## Your goal
Report the tally of lines featuring the word "true" in the entries below, without anything else.

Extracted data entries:
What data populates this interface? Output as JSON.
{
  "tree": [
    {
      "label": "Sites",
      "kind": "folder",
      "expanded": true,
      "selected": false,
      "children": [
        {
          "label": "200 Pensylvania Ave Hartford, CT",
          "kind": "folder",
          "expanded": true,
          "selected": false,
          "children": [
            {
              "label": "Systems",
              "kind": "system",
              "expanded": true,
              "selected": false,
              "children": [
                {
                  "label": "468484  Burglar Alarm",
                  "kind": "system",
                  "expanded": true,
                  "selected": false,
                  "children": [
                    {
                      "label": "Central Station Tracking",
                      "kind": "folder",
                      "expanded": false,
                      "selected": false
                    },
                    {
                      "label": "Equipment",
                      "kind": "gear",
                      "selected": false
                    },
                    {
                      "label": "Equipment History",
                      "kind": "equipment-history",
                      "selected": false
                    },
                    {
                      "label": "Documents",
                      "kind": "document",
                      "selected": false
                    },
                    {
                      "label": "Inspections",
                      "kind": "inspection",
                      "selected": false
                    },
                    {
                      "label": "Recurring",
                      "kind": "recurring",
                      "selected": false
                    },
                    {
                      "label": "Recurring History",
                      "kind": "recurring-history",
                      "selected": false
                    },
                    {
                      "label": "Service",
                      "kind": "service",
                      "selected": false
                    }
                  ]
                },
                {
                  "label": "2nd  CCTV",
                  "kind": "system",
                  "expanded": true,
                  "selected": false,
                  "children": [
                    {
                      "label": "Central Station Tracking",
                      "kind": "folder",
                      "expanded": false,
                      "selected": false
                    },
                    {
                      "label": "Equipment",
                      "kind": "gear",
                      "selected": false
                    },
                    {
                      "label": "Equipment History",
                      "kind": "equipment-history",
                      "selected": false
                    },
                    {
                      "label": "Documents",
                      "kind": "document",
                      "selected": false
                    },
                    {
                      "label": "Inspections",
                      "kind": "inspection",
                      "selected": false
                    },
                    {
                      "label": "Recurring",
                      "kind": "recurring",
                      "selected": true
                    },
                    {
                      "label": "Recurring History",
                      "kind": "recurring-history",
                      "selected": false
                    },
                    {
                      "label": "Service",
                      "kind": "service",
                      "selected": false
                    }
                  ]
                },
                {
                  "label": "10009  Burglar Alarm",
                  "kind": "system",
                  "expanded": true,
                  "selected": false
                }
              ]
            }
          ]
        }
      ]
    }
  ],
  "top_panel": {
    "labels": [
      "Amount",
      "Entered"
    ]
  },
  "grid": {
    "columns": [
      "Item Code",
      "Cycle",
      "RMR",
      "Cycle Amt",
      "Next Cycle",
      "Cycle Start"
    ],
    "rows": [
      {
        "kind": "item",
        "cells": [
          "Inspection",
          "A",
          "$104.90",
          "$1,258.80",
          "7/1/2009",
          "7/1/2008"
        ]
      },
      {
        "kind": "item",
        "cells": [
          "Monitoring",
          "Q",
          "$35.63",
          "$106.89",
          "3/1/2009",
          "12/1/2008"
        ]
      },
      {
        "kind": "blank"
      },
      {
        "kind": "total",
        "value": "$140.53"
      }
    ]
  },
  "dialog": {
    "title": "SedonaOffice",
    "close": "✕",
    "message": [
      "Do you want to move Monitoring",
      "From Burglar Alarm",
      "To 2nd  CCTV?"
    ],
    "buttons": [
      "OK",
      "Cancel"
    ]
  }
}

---

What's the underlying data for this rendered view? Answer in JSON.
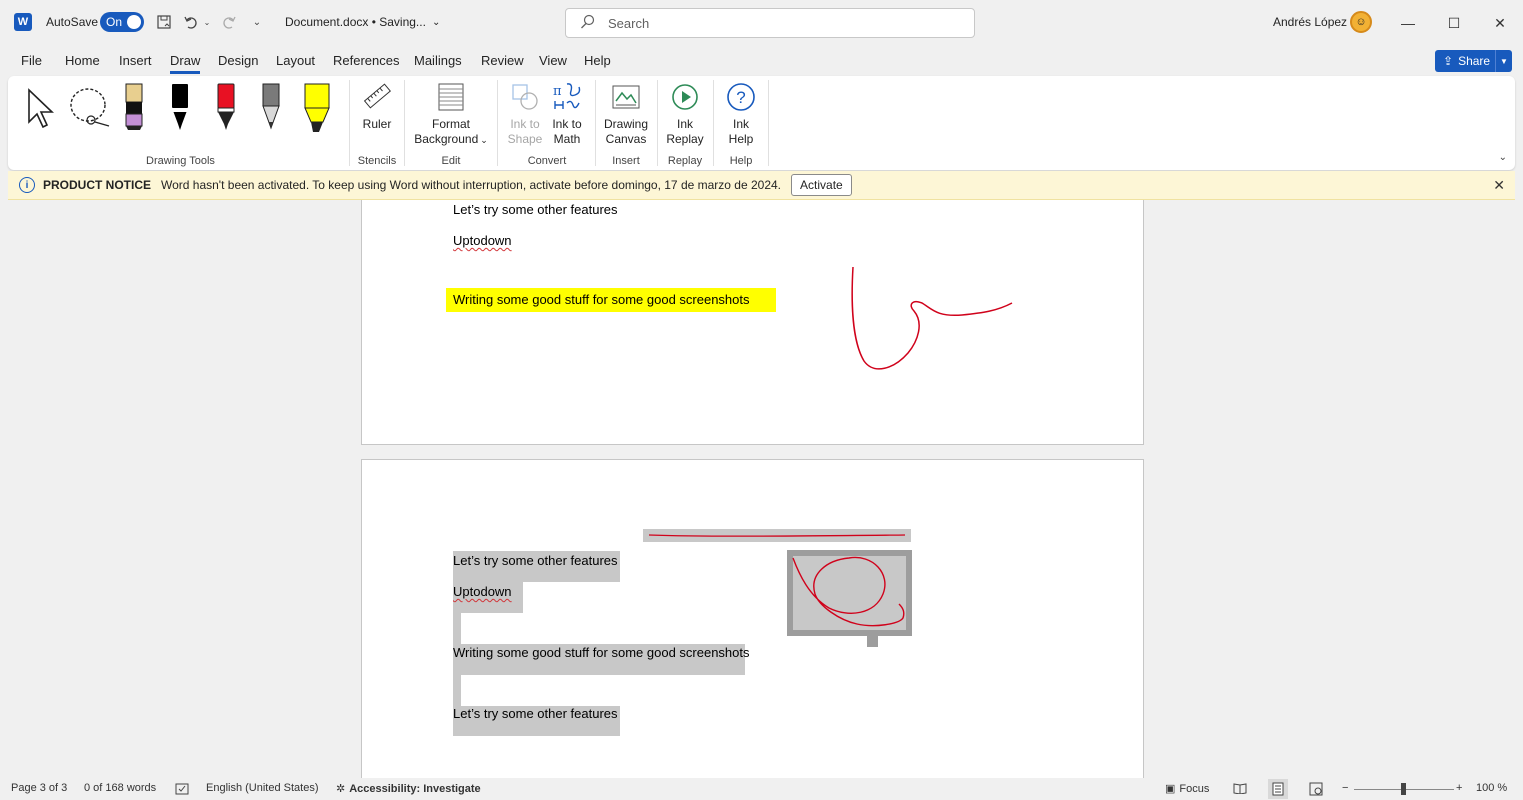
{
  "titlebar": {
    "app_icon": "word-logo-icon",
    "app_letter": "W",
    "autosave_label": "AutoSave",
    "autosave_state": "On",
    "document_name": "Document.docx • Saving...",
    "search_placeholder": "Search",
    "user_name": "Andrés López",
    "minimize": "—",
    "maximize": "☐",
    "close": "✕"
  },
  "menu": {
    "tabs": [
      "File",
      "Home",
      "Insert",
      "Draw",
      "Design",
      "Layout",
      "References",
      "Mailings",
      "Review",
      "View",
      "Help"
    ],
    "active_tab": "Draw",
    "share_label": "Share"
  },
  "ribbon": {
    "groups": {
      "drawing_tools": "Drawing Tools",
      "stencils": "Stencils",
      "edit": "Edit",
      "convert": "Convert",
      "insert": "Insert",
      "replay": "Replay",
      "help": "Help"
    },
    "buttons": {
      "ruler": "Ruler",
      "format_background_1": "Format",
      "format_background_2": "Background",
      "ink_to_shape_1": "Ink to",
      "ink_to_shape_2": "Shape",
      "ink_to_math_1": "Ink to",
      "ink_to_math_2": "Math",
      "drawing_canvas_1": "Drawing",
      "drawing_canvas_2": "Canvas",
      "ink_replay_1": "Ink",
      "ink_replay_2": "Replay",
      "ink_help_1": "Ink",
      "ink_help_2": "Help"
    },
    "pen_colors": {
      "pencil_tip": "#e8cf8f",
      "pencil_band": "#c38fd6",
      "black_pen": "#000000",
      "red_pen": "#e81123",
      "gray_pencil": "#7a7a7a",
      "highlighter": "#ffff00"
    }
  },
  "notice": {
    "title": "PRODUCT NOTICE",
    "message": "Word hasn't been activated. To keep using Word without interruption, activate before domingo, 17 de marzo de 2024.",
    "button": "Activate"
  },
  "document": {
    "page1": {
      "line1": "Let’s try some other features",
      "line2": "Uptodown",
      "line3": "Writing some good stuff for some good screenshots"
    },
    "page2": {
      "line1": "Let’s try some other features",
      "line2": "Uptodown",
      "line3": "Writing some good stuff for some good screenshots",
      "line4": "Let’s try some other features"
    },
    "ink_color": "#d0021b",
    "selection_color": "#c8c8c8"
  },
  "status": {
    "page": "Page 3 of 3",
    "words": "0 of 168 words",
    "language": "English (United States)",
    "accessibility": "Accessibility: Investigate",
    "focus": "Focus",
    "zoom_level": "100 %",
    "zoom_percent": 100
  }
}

## Finished exercise
7